As the 150th birth anniversary of Swami Vivekananda is being celebrated, many are not even aware of his stenographer Josiah Goodwin, who played a key role in immortalising his lectures and preachings.
Goodwin, a young journalist from England who migrated to USA and followed Vivekananda to Kolkata after being impressed by his famous Chicago speech in 1893, lies buried in a cemetery in this hill resort town where he fell sick during a visit with the Swami.
Since 1893, he started jotting down the lectures and preachings and presented to the public in print form. Goodwin accompanied Vivekananda for six months from January to June, 1897 during the famous tour of Colombo to Almorah.
Aged about 27 then, Goodwin was instrumental in bringing 17 lectures and preachings, all fast and extempore, given by the Swamiji to the world, according to functionaries in the Ramakrishna Seva Sangh in Udhagamandalam and Coimbatore.
Goodwin, who had accompanied Vivekananda to then ‘Ooty’ (Udhagamandalam) in May 1898, fell sick and died on June 2 (Vivekananda was in Almora then) and was buried in the cemetery attached to St. Thomas Church in the town, they said.
“It is Josiah who brought the history and preachings of Swami Vivekananda, giving them the immortality, the status and popularity across the world,” Ramakrishna Seva Sangh Joint Secretary C Thangavel said.
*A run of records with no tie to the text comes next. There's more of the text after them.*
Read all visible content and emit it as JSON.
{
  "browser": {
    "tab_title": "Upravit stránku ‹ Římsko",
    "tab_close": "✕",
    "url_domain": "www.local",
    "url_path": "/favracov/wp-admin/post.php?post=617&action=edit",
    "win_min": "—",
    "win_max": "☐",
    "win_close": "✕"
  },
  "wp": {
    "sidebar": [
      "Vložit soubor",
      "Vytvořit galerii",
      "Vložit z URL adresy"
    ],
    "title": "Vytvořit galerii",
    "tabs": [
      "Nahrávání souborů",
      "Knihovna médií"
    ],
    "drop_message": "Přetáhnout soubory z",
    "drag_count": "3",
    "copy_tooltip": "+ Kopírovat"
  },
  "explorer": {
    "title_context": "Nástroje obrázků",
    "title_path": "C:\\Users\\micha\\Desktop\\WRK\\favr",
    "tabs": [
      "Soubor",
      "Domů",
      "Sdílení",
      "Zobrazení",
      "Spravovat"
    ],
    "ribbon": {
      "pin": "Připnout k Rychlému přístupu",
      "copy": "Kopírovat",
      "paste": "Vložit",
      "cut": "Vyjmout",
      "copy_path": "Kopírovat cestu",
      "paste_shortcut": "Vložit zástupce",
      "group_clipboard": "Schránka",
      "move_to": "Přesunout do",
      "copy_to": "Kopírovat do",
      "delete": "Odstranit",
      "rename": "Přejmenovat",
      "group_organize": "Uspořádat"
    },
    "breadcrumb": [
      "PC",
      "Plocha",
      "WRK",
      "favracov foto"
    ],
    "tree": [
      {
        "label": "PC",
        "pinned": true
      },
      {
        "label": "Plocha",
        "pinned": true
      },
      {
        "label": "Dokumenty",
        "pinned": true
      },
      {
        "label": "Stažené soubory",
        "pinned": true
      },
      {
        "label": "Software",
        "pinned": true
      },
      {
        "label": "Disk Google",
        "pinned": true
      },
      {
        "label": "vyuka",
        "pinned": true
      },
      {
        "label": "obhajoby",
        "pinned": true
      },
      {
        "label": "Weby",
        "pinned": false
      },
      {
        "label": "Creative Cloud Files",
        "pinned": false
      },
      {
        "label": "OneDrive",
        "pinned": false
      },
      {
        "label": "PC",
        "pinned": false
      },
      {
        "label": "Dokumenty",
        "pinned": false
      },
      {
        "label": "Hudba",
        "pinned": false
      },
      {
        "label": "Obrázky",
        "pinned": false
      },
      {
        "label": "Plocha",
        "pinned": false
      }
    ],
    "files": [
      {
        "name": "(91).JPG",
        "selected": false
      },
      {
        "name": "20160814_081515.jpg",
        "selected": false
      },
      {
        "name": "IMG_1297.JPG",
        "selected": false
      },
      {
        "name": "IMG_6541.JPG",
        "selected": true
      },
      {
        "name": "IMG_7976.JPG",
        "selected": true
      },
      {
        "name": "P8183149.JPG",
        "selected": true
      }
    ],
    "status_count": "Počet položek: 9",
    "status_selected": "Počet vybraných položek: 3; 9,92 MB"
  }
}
He regrets that Goodwin’s role has been neglected at a time when the 150th birth anniversary was being celebrated.
Considering the contribution of Goodwin, the Government, as a tribute, should at least come forward and maintain his memorial and declare it as a ‘historic monument,’ he said.
The government should also take steps to preserve as a monument the ‘Kaveri House’ in Udhagamandalam, where Josiah stayed, Sivadas of Vivekananda Youth Welfare Association said.
The house is in the possession of a private party, they said.